UPDATE: DAYTON, Ohio (AP) -- An award-winning stunt pilot who performed in air shows across the country was killed Saturday when his biplane crashed in front of thousands of people.

Jim LeRoy, 46, was in one of two planes making loop-to-loops with smoke trailing as part of the annual air show at Dayton International Airport. His Pitts aircraft slammed into the runway across a field from spectators and caught fire.

The crowd stood stunned as the show was shut down.

"It came down and didn't have enough room," said Aaron Smith, of Troy, who was watching the exhibition with his 5-year-old son, Weston. "I could hear it crunch, hard. Some pieces came off."

Airport fire chief Mark Carpenter said it took less than a minute for fire trucks to arrive and start putting out the fire.

He said LeRoy's plane struck the ground at an angle and slid about 300 yards after impact, bursting into flames and spewing black smoke.

"We cut Mr. LeRoy out of the aircraft," Carpenter said.

LeRoy died en route to Miami Valley Hospital, Carpenter said.

The cause of the crash was under investigation.

A performance by the U.S. Air Force Thunderbirds was canceled. But officials said people who had ticket stubs from Saturday would be admitted to Sunday's scheduled performance.

LeRoy, a Marine veteran who had a degree in aeronautical engineering, was a design engineer with GE Aircraft Engines until he became a full-time stunt pilot in 1997.

He won the Art Scholl Award for showmanship in 2002, presented by the International Council of Air Shows, and the Bill Barber Award for showmanship in 2003, presented by the World Airshow News.

LeRoy was to be one of the featured performers at the Oceana Air Show in September at Naval Air Station Oceana, Va. In advertising for the show, LeRoy got second billing to the U.S. Navy Blue Angels, and he described his aggressive flying style this way:
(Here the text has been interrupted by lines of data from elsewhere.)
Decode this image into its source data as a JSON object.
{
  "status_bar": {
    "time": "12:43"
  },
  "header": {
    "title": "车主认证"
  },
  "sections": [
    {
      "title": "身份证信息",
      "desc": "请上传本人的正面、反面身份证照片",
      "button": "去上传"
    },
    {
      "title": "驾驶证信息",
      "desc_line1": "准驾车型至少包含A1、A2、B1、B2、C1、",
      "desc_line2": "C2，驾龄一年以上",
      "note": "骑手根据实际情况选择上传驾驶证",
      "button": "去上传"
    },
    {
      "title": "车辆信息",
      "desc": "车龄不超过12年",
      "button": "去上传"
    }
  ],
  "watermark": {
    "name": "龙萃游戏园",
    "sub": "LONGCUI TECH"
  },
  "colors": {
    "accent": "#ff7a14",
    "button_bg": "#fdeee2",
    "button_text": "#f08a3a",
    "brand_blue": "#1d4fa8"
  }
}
"People want to see low, wild, and seemingly out of control, but at the same time they want discipline, precision, and complete control," LeRoy said. "You've got to take those elements and fuse them together in just the right way."